** Assignment **
Only the lines that hold "match" should be in the answer, each copied from the data below.

** Excerpted data **

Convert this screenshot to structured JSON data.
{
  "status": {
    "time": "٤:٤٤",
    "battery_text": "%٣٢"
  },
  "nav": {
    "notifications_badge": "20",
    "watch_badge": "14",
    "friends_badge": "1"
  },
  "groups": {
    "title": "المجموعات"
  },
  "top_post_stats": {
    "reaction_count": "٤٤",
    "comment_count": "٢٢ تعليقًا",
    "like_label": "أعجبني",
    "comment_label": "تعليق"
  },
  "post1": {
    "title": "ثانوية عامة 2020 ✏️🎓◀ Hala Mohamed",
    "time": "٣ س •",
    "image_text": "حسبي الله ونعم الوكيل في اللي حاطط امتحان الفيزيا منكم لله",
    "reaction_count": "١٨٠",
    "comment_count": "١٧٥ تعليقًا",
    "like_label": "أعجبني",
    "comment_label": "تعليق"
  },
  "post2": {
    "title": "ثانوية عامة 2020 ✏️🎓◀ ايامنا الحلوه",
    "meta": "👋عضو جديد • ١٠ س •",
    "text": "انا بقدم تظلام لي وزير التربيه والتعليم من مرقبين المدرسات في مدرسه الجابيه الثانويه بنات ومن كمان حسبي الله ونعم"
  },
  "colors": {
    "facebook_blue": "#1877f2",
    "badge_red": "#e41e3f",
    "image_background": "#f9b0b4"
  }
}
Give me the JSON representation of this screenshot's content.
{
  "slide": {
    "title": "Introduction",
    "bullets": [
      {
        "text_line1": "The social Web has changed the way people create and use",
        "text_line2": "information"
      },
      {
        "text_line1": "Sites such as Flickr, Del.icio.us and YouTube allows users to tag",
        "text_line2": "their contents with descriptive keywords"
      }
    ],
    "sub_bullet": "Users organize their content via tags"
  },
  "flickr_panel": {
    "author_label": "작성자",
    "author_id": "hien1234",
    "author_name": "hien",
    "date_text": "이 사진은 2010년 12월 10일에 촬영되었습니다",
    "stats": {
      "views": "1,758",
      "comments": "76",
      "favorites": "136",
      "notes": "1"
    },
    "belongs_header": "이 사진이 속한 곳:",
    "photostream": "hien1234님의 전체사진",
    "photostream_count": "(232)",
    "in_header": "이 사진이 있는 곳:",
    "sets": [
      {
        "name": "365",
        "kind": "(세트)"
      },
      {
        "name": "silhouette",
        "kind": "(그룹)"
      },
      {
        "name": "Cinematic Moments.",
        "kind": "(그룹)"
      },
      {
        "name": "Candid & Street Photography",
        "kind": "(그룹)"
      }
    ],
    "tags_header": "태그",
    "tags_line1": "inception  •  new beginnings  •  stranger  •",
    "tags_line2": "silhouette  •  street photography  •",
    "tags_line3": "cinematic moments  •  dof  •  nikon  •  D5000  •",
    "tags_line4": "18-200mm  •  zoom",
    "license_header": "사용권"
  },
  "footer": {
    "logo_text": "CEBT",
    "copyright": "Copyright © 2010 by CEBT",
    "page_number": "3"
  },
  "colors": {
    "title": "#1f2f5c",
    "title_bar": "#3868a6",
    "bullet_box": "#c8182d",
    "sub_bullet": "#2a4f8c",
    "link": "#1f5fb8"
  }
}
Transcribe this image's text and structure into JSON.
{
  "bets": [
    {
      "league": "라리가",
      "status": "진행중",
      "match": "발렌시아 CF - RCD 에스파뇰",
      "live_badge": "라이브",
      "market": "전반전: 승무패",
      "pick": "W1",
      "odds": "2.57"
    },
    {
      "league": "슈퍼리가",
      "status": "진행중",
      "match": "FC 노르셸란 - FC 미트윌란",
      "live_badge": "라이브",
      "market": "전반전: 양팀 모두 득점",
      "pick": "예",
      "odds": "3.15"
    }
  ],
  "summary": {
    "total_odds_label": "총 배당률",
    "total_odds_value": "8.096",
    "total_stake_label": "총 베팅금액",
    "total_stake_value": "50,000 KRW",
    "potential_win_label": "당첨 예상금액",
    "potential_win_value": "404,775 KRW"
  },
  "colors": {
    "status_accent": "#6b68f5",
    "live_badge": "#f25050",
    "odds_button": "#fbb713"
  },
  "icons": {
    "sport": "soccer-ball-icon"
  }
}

** Written reply **
      "match": "발렌시아 CF - RCD 에스파뇰",
      "match": "FC 노르셸란 - FC 미트윌란",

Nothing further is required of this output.